The problem is often the older generations, the ones in Church leadership, not fully understanding the younger generations and standing firm and sometimes defiant that the youth should just conform rather than try to change the world so radically. Many Christians complain about this website and the fact that I write to both a Christian and Secular audience. They feel that the best approach is to preach the Biblical truth bluntly and then the audience should conform and accept the word. I've watched many Christians take this approach with the lost, unchurched and atheists only to get a verbal backlash or simply ignored. They assert that it's the audiences fault rather than the messenger or the method used (Brute Bible Force).
I've also had discussions with many older generations that want to complain and denounce the youth and their social, technology attitudes as wrong. Countless older adults have complained about texting, twitter and facebook and they think it is a waste of time and degrades social skills. While there is some merit to this argument I also explained to one mother how traditional evangelism or ministry requires you to meet people personally or speak in front of large audiences, ala the Church. I then explained that to be considered a mega church in the U.S. requires you to have 5000 members or more and if you are one of those truly "on fire" pastors, changing the world for God, you may have a church of 10, 15 or even 20,000 members. She agreed. I then explained that I can pick up my iPhone and send a message, via social media, with God's word to 20,000 people in a matter of seconds. These people all voluntarily agreed to follow me and if they don't like my message they can stop following me at any time. I'm not a pastor and I don't have a building but I have a ministry. Many of our current youth are already embracing and using this type of non-traditional ministry to reach friends, peers and the lost in record numbers. The nuances and social preferences of our youth, although different from our generation, can be equally used for God's purpose if we are willing to embrace it and their generations calling.

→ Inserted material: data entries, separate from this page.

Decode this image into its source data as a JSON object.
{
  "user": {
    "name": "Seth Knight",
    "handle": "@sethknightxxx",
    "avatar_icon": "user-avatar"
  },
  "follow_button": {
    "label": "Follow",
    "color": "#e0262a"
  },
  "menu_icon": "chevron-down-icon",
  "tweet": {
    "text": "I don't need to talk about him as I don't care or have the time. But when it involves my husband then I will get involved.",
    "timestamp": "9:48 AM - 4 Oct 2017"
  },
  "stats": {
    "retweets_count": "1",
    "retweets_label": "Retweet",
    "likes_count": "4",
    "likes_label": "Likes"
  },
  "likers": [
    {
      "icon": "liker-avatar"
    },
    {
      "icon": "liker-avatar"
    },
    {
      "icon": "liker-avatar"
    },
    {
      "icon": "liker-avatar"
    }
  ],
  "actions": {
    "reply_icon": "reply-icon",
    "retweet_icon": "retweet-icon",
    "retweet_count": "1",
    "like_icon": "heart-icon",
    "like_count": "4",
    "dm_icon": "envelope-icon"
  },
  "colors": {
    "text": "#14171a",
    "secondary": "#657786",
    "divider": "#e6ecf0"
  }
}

In conclusion, I believe the Method has to do with engaging, connecting and showing our youth how to live and apply their faith to their lives, not simply conveying information or making the youth biblically smart. It involves designing Family Ministries to teach parents and youth Biblical life skills and worldview, ideally together at times. It does not water down the Gospel or Biblical Truth but finds new and innovative ways to convey Biblical Truth using technology, non-traditional methods and hands on experiences rather than traditional lecturing. It brings the youth into the process of daily Church functions, Sunday Services and advisory boards and gets ministry and the youth groups out of the Church building and into the real world, mentoring them on how to be salt and lights in the world but not of the world.
I can only pray that we as the older generations realize the importance of this mission and of embracing these new ideas regardless of whether we fully understand why they are so important to this generation. Every generation is different than the one before it and this one, while radically different from our own, stands at the door to be world changers for Christ if we only come along side them and empower them to carry their generations cross for Christ in their own way.
- Esse Quam Videri -